-------- RECORDS PROVIDED

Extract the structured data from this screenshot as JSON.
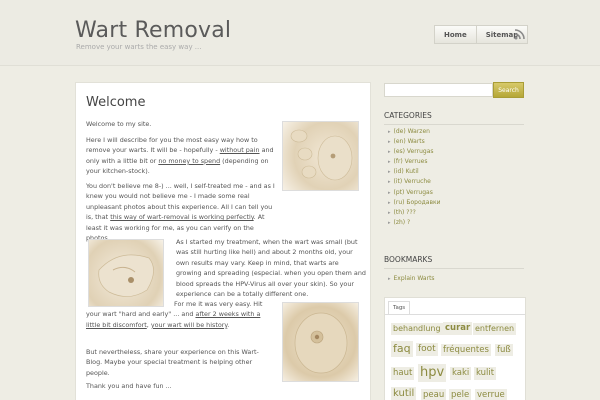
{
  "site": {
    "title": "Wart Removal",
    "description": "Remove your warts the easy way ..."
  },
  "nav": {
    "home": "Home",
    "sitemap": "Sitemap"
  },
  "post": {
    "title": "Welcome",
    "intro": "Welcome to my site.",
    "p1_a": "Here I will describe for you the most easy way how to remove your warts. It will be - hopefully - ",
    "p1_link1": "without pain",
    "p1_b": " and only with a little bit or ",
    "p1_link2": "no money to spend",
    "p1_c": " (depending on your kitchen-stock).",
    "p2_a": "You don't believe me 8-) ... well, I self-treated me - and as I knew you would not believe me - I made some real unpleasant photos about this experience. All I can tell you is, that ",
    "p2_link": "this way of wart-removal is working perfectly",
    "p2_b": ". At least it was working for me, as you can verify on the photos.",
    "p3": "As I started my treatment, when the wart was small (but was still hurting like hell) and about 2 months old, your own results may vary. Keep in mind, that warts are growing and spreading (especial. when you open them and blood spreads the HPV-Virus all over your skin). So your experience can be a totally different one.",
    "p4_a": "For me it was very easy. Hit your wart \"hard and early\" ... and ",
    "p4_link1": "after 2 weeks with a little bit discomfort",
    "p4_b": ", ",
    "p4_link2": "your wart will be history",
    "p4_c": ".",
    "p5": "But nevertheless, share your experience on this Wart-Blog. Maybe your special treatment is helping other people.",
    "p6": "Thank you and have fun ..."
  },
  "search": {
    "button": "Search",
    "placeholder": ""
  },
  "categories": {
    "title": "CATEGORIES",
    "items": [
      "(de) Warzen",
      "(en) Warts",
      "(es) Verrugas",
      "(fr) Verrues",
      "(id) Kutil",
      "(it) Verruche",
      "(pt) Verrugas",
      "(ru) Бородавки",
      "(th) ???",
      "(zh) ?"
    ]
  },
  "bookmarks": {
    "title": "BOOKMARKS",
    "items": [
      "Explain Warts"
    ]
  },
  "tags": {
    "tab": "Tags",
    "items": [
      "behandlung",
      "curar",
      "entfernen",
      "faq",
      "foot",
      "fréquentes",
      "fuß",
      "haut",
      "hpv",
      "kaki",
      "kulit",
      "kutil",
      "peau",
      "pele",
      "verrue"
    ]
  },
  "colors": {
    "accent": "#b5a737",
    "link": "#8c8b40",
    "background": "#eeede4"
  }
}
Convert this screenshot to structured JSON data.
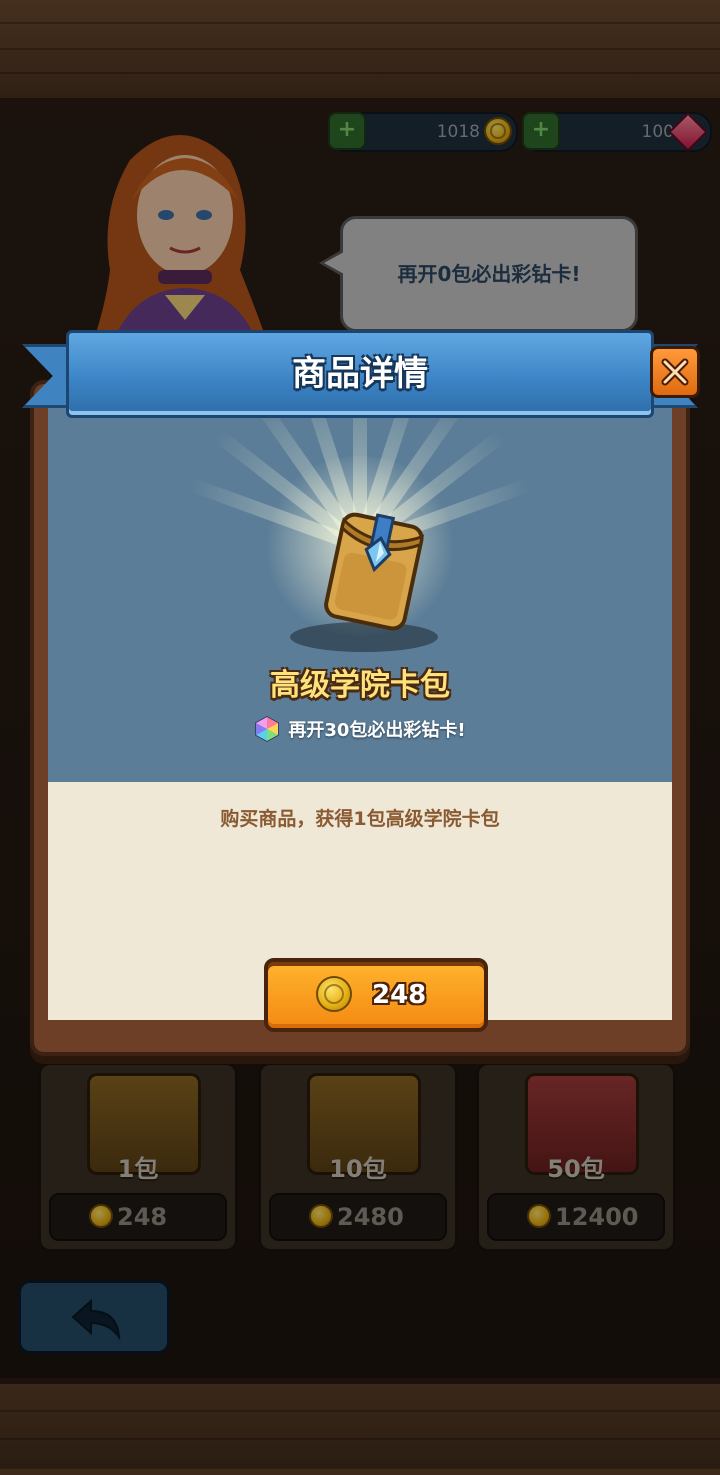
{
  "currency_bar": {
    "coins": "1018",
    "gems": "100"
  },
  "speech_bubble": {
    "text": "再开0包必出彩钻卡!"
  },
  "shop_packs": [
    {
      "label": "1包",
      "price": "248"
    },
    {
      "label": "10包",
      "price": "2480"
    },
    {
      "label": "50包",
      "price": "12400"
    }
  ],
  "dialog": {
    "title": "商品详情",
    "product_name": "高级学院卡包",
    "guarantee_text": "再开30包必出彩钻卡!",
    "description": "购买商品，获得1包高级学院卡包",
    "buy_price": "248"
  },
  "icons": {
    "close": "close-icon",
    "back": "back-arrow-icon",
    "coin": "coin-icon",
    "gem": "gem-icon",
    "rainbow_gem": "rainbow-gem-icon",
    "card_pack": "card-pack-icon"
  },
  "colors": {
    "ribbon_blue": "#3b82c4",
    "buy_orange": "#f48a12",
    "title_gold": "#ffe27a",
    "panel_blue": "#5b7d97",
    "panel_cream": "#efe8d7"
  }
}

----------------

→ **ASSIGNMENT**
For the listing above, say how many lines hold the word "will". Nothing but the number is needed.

→ **SOLUTION TO THIS TASK**
2